Below is an update on the Nepal situation from a good friend who is volunteering for Himalayan Aid. Himalayan Aid is providing (amon many things) sheet metal for families to incorporate into their temporary housing so that when they are able to reconstruct their homes, they will already have the roof metal. Brilliant.

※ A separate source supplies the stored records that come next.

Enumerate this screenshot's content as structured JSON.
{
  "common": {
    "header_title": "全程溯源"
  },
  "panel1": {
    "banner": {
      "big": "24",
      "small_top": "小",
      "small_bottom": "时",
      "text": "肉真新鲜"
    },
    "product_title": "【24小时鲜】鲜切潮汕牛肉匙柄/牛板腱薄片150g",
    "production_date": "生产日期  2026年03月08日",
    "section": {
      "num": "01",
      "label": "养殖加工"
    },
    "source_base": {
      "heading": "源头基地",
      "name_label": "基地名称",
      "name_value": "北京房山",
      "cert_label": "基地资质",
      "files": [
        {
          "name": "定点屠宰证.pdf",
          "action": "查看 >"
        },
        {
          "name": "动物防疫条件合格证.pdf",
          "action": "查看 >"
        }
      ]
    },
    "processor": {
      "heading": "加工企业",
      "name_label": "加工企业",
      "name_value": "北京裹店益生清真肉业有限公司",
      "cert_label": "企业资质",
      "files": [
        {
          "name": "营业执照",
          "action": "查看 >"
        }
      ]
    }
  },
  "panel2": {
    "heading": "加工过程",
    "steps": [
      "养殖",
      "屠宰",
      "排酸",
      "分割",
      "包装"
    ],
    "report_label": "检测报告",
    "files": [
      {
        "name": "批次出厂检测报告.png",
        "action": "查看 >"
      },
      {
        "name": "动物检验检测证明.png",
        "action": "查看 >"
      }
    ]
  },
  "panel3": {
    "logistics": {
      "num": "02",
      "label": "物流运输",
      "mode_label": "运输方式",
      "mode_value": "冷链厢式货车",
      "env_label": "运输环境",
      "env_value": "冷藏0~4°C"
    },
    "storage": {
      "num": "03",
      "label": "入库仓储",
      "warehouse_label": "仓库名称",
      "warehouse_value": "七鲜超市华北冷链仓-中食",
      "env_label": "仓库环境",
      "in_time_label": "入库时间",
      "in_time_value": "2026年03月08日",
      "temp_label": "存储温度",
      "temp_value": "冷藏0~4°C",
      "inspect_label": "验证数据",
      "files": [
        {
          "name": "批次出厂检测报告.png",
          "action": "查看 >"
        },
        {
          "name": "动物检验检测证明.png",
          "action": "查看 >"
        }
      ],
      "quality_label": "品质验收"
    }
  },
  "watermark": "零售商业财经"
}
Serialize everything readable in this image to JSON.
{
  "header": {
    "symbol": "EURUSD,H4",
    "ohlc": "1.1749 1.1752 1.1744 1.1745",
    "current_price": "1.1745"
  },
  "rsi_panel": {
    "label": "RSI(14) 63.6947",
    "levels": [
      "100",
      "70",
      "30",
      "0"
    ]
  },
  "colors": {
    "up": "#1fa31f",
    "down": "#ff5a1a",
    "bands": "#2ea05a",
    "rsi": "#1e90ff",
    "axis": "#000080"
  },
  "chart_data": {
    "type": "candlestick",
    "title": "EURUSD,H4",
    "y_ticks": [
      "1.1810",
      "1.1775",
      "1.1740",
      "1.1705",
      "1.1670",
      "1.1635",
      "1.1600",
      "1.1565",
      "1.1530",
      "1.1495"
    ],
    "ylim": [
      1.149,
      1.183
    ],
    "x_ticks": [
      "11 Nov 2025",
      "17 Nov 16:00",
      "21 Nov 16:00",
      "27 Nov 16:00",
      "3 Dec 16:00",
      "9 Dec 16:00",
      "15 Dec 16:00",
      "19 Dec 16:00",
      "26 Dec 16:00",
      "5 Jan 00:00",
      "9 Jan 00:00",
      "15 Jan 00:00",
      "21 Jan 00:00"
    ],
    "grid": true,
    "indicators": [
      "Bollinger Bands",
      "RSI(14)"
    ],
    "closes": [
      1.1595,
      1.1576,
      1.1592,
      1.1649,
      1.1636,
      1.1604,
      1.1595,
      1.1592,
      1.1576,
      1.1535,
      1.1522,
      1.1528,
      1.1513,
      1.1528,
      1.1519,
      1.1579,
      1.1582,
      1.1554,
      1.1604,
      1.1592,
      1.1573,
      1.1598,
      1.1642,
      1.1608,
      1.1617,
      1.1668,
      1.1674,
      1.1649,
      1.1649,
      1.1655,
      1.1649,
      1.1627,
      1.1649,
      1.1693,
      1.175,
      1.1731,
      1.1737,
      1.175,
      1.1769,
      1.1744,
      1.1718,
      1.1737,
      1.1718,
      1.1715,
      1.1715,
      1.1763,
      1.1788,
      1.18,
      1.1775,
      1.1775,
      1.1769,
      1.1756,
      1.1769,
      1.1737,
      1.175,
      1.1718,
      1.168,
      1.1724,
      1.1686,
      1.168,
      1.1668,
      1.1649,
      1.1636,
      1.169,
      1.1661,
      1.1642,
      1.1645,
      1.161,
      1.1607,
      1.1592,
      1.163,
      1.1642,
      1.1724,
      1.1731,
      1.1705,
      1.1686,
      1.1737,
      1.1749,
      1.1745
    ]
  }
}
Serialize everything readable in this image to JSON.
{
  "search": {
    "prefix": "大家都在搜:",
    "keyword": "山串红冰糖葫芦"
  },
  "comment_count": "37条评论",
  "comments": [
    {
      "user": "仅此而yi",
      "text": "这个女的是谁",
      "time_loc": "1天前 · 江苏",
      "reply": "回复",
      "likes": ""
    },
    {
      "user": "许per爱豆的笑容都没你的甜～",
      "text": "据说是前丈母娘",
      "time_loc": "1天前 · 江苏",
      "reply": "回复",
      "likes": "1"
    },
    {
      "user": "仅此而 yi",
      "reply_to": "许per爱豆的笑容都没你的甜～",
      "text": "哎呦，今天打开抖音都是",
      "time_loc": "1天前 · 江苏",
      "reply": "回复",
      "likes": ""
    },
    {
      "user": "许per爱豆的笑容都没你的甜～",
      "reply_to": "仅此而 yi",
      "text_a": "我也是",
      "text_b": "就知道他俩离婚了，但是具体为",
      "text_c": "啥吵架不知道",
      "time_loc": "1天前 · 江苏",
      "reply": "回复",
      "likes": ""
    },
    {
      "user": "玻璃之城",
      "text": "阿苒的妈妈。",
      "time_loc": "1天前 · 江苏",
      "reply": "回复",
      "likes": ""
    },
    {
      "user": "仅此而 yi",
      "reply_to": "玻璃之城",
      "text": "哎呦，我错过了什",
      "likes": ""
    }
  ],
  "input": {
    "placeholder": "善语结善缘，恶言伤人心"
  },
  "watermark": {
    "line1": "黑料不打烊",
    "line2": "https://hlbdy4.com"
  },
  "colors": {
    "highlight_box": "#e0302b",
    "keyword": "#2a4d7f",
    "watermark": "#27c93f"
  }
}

“Jim’s running a great little operation. The key part it is facilitating the Nepalis to help other Nepalis dig out and get roofs over their heads). As foreigners, the most effective part is fundraising at home and then maybe interfacing with the big international NGO’s, if you want to tap into their supplies and resources. Just about everyone has been affected from Kathmandu and beyond. And up in Jethal where Jim’s project is- i estimate about 98% displacement. Kathmandu feels very normal, until you start looking up close at all the damage, but it is so easily hidden in the normal chaos of that city. And the fact that there are tent camps in all the city parks and open spaces. Anyhow – it was great to get out of Kathmandu and head up to Jethal in Sindupalchowk. I spent over a week up there, observing, documenting with pics (hopefully to help the fundraising machine for Jim), and helping out wherever I could. Long walks through all the villages away from the road were pretty depressing, as the destruction was everywhere of homes and villages. At the same time the crops are super lush- so it felt oddly like a reverse neutron bomb or something – that only affected structures but left fields, livestock and lives largely intact (at least physically). After my rounds I’d help out the girls with digging new house platforms, and schlepping recycled lumber, which was quite entertaining for some to watch…. 2 village wards decided to move off their land and move up the hill – for fear of monsoonal landslides- so there was a lot of digging and building activity near where I was based. I’ll tell you- it was really uplifting to see people getting on with their lives and getting busy building. I can’t imagine the devastation of losing the place you’ve lived and added onto for multiple generations. I do suppose there was some consolation in the group suffering – that everyone had suffered together. Anyhow – it was really interesting to plunk myself down for a week+ and getting into the flow of daily life and getting a better understanding of the patterns and issues people faced – though I can really say I did terribly little to help. I’m sure I gained more than I put in, by digging a few holes– and throughout all the duress, the Nepali hospitality never faded, and all the ladies were asking to feed me after I’d lifted a couple of shovels of dirt! Jim’s Nepali boys (5 of them) come from the Jethal district, and were managing fair distribution of the donated goods, and helping out with the rebuilding. It’s a pretty simple setup – as it should be. So after a while it was time to move on – as it became quite clear how little I could do as a non-Nepali speaker. Jim and team have now completed their objectives for supplying Jethal with roofing material and are moving over to the neighboring district to start delivering supplies. The need is endless here – as probably close to a million homes have been destroyed. The greatest thing was seeing all these tiny relief initiatives popping up. Nepalis helping Nepalis especially. Ex-pat Nepalis coming home to load up a truck of supplies and go back their villages. Or the Kathmandu successful, giving right back to the villages they came from. There are soooo many stories like that. The big NGO’s were a bit slow off the mark – as they just aren’t very nimble at response (but a month later now, some are stepping up).”